She lived inside her car but feared the name loan provider would go on it.
Billie Aschmeller required a cold weather coating on her expecting child and a crib and child car seat on her granddaughter. Guaranteed fast cash, Billie took down a $1,000 loan and paid her automobile name as security. The Illinois People’s Action leader made $150 monthly payments while on a fixed income for the next year. She nevertheless owed $800 whenever her vehicle broke straight straight down. This time around, she took down a $596 loan with a 304.17% apr (APR). As a whole, Billie and her family members would spend over $5,000 to cover the debt off.
Billie’s case is, tragically, typical. Illinois was referred to as crazy West for payday financing. Loans with APRs exceeding 1000% weren’t uncommon in 2004. From this backdrop, the Payday was written by me Loan Reform Act (PLRA) of 2005. The PLRA addressed a few of the worst abuses by making use of a limitation of 45 times of indebtedness and a 400% APR limit — undoubtedly absolutely nothing to boast about. It absolutely was a compromise that accommodated the industry’s considerable energy into the Illinois General Assembly, energy that continues to this very day.
Today, storefront, non-bank lenders give you a menu of various loan items. Advocates, like Woodstock Institute, have actually battled to get more defenses, yet Illinois families — a lot of them lower-income, like Billie’s — invest vast sums of dollars on payday and name loan charges each year.

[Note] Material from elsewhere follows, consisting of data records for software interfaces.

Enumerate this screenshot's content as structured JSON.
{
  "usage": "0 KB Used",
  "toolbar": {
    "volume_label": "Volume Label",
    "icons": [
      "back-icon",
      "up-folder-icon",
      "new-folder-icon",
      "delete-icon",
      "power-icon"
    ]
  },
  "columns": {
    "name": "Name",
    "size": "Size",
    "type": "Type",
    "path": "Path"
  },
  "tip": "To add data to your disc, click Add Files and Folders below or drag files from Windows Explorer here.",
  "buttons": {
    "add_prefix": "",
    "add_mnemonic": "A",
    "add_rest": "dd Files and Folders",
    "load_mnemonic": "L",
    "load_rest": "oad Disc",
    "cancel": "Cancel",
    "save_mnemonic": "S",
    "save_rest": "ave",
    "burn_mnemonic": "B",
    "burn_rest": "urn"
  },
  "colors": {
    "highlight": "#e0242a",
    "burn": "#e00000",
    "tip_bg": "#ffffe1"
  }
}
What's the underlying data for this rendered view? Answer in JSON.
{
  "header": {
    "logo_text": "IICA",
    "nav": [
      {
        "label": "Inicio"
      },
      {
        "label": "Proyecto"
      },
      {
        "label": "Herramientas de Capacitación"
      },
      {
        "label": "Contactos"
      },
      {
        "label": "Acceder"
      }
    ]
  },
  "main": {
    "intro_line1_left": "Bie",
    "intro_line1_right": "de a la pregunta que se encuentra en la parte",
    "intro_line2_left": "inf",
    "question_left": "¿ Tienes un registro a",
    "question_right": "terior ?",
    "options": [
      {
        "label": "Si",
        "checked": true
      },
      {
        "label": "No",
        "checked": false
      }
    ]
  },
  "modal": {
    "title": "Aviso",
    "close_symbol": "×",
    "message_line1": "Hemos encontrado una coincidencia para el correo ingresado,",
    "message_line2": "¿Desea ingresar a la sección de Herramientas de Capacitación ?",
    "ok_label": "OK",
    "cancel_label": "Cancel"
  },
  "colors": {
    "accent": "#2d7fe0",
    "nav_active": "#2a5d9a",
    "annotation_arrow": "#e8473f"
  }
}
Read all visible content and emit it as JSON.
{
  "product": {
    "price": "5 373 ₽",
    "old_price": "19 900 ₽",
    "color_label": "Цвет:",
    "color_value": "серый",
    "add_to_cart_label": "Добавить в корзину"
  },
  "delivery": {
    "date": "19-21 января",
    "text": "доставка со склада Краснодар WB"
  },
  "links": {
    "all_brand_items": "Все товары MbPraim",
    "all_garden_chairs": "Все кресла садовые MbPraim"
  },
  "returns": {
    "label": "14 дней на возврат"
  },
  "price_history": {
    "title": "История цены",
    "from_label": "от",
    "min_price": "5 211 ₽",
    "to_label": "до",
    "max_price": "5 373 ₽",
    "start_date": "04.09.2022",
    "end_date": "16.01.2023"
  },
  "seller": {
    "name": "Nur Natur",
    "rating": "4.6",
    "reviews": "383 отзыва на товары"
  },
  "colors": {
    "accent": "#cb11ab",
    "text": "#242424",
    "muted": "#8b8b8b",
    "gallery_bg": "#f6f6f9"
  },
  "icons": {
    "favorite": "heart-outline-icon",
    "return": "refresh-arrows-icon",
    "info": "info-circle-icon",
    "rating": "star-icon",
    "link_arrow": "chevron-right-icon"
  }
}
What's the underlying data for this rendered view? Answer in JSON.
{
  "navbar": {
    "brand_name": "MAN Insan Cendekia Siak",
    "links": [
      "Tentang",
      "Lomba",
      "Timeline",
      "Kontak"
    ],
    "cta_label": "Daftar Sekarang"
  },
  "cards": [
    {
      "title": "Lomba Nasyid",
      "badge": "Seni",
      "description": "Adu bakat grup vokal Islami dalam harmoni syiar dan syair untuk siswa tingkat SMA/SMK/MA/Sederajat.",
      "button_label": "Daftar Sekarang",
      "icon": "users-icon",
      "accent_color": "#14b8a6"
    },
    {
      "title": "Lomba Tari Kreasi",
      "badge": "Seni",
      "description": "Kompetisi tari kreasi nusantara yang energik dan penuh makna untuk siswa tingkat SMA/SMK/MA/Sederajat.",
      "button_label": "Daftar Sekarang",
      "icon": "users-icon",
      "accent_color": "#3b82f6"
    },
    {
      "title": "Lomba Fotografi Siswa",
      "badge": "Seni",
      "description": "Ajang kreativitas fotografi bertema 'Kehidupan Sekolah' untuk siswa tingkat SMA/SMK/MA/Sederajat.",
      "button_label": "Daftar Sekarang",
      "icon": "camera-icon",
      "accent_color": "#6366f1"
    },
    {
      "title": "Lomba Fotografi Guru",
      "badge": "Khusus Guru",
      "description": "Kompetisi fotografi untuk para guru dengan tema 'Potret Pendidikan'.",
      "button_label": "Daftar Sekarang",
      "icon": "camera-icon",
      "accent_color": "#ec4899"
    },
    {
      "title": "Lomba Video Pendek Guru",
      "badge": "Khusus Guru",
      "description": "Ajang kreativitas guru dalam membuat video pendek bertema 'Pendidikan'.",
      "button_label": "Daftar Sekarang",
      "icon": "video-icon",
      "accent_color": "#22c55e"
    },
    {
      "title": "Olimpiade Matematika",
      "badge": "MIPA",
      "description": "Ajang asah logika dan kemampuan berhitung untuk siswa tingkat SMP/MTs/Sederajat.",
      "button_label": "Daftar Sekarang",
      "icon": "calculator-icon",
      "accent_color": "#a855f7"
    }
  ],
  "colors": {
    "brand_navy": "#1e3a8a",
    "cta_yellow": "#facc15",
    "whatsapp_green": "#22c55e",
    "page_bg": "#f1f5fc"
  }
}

Applying force that is regulatory deal with one issue only pressed the issue somewhere else.
Once the law ended up being printed in 2005 to utilize to payday advances of 120 times or less, the industry created a brand new loan item having a term that is 121-day. For more than 10 years, we have been playing regulatory whack-a-mole.
A period of re-borrowing could be the beating heart of this payday enterprize model. Significantly more than four away from five loans that are payday re-borrowed within per month & most borrowers sign up for at the very least 10 loans in a row, based on the Consumer Financial Protection Bureau.
Sixteen states and Washington, D.C., whacked the mole once and for all if they set a set limit of 36% APR or reduced on consumer loans. This process works. Just ask our buddies in deep South that is red Dakota in 2016 authorized a 36% APR limit by a whopping 76%.
Southern Dakota’s instance shows us that protecting families through the payday financial obligation trap just isn’t a partisan problem. Tall majorities of Independents, Democrats and Republicans help increased loan that is payday.
For the reason that nature, a bipartisan set in Congress, Illinois’ own Congressman Chuy Garcia, a Chicago Democrat, and Wisconsin Republican Congressman Glenn Grothman of Wisconsin recently introduced payday loans Michigan the Veterans and Consumers Fair Lending Act. The bill would cap customer loans nationwide at 36% APR. Active responsibility people of the military are usually eligible to this security due to the 2006 Military Lending Act. It’s the perfect time which our veterans — and all sorts of US families — get the protections that are same.
The industry states a 36% price limit will drive them away from company, leading to a decrease in use of credit. This argument is smoke-and-mirrors. The balance wouldn’t normally limit use of safe and affordable credit. It can protect families from predatory, debt-trap loans — a bad kind of credit. Storefront, non-bank loan providers and Community developing banking institutions currently can and do make loans at or below 36per cent APR.
It is time to end triple-digit APRs when as well as for all. We have tried other activities: limitations on rollovers, restrictions on times of indebtedness, restrictions from the true quantity of loans and much more. Perhaps, Illinoisans, like Billie and her household, come in no better spot today than they certainly were straight back in the great outdoors West. A nationwide limit may be the best answer for Illinois — and also for the entire nation.
The Illinois Congressional Delegation, particularly the other users of the homely House Financial solutions Committee, Congressmen Sean Casten and Bill Foster, should join their colleague, Congressman Garcia, in capping customer loans at 36% APR.
Brent Adams may be the senior vice president for policy & interaction at Woodstock Institute, a nonprofit research and policy company advocating for a far more equitable financial system. Previously, he championed loan that is payday at Citizen Action/Illinois so that as assistant associated with the Illinois Department of Financial and Professional Regulation through the Quinn management.